DATA SHOWN:

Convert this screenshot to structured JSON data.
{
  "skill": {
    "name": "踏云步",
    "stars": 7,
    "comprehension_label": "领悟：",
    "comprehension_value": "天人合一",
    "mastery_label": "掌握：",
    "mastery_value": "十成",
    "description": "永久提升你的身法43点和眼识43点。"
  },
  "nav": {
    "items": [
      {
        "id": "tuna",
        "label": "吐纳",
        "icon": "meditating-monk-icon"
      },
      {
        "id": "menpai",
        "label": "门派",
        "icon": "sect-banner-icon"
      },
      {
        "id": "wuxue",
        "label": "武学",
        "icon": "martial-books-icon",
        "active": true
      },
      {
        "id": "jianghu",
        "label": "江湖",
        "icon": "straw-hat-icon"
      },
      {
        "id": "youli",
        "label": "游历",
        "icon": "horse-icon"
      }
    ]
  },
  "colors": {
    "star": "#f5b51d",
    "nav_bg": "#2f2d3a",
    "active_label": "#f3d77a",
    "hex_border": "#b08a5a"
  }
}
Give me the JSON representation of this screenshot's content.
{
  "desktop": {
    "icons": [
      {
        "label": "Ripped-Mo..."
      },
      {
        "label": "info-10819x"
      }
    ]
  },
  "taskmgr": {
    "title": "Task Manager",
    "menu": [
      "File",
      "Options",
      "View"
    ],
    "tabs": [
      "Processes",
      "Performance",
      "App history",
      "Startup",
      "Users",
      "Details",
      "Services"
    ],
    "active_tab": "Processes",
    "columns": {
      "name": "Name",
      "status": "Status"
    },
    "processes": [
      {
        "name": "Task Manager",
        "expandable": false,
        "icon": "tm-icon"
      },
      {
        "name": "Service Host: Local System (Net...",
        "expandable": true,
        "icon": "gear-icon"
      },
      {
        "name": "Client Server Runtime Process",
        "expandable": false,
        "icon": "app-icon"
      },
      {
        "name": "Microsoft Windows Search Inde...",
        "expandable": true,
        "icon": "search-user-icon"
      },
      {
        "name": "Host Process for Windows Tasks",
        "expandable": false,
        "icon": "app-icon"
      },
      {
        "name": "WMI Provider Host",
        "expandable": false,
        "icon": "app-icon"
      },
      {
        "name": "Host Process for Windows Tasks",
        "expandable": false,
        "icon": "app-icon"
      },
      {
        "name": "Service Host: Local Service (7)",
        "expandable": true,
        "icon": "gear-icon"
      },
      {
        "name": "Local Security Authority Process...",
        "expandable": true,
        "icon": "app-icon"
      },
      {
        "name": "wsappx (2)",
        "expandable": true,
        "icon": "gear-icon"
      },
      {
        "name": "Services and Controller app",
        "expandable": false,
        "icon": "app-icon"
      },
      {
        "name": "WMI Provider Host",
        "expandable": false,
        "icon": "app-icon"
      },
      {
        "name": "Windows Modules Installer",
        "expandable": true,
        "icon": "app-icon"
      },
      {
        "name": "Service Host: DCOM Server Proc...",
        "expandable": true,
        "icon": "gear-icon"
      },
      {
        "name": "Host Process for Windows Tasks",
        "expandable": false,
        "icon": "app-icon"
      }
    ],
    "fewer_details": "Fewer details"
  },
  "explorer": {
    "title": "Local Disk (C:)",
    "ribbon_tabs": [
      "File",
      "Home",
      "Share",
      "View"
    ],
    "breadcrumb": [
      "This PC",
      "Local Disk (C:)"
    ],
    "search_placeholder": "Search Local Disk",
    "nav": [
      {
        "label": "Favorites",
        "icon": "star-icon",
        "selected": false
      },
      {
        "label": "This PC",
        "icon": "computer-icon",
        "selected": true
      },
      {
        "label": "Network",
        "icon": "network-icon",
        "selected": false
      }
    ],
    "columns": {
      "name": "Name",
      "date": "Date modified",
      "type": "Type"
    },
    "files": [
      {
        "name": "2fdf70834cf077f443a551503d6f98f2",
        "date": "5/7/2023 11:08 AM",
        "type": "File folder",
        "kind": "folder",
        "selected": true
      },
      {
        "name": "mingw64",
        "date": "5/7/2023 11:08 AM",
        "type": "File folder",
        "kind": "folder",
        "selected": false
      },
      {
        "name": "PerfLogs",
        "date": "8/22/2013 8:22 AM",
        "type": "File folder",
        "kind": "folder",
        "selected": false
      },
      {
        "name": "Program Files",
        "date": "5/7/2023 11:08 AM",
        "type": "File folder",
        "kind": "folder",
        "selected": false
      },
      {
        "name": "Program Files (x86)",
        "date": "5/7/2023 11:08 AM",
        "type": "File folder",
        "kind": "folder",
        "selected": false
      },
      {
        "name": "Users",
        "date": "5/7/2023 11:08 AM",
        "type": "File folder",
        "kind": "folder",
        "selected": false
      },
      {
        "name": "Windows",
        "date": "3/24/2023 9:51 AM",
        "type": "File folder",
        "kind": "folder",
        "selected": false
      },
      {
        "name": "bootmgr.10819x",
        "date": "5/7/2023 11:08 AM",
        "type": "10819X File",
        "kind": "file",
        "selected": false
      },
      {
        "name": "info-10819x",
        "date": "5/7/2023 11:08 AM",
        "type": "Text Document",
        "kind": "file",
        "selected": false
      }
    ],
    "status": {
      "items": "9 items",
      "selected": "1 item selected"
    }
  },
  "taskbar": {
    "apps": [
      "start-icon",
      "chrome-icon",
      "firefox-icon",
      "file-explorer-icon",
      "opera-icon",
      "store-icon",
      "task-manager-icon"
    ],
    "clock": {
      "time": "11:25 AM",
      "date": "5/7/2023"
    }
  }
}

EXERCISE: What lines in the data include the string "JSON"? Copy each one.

EXPECTED ANSWER:
Convert this screenshot to structured JSON data.
Give me the JSON representation of this screenshot's content.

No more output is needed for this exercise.